A reputed federal informant and whistleblower who went missing after he was reported to have turned over a trove of secret files about Deutsche Bank — which provided insight into the bank’s relationship with Donald Trump — was found dead at a Los Angeles school, NBC News reports.
“Richard Olson, a former U.S. ambassador to Pakistan and the United Arab Emirates, has been criminally charged for his alleged role in an undisclosed lobbying campaign for the Qatari government,” Axios reports.
“A top Tory was watching porn on his mobile phone in the House of Commons while sitting alongside a female minister,” the Mirror reports. A statement from the whips office said: “The chief whip is looking into this matter.
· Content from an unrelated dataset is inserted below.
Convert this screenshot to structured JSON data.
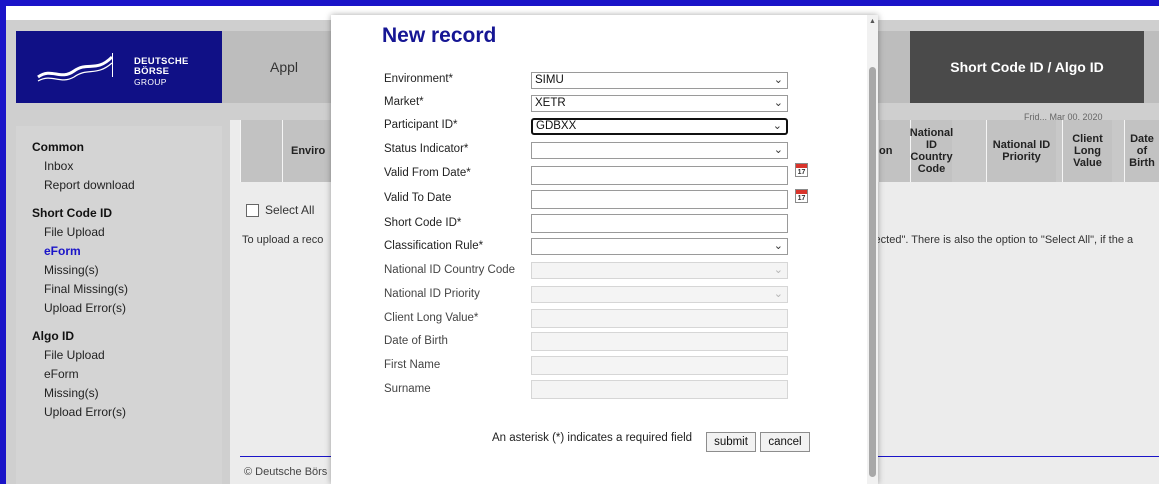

This behavior is wholly unacceptable and action will be taken.”
“Fort Worth, Texas, is now the first city government in the United States to mine bitcoin — and in an almost poetic devotion to the initiative, Mayor Mattie Parker oversaw the construction of a small mining farm in City Hall,” CNBC reports.
“North Korean leader Kim Jong Un vowed to accelerate the development of nuclear weapons and threatened to use them if provoked in a speech he delivered at a military parade that featured powerful missiles capable of targeting the country’s rivals,” the AP reports.
“Kim’s remarks suggest he will continue provocative weapons tests in a pressure campaign aimed at wresting concessions from the United States and its allies.”
“Kim Jong-un has warned that he intends to accelerate development of North Korea’s nuclear arsenal and have missiles ready to fire at a moment’s notice,” the Times of London reports.
“Well, there is a question of whether it’s ever appropriate to engage in an exercise in gaudy, celebrity-drenched self-adulation, but that’s a separate question.” — David Axelrod, quoted by the New York Times, on whether it’s safe for President Biden to attend the White House Correspondents’ Association dinner, given the Covid risks.
Donald Trump spokeswoman Liz Harrington “spoke to a QAnon-affiliated conference over the weekend, warning the audience that if the liberals she alleges stole the 2020 election aren’t thrown in jail, they’ll come after Trump supporters instead,” Vice News reports. Said Harrington: “They’re gonna start arresting political opponents. They’re gonna start throwing political dissidents in jail. They’re going to parade people and interrogate you for your free speech.”
Former President Donald Trump said that he would still be in the White House if Senate Minority Leader Mitch McConnell (R-KY) had bought into his false election claims, Punchbowl News reports.
Said Trump: “Had Mitch stuck with many members of the party who knew the election was rigged, I think we wouldn’t be at Mar-a-Lago We would be at the White House having this conversation.”
Oklahoma Gov. Kevin Stitt (R) “will get to decide on a Texas-style anti-abortion bill that would take effect immediately upon his signature,” the Oklahoman reports.
“The bill would effectively implement a near-total abortion ban by allowing private citizens to sue anyone who ‘aids or abets’ a woman seeking an abortion. Successful plaintiffs could be awarded at least $10,000.”
Tennessee state Rep. Jerry Sexton (R) suggested burning books that are deemed “inappropriate” by a bill just passed by the legislature. The bill now heads to Tennessee Gov. Bill Lee (R) to be signed into law.
New York Times: “The near-instant collapse of CNN+ amounted to one of the most spectacular media failures in years, a $300 million experiment that ended abruptly with layoffs in the offing and careers in disarray. The corporate tug of war over its fate exposed deep philosophical divides about the future of digital media, as executives struggle to navigate a rapidly changing marketplace where technology and consumer habits shift day to day.”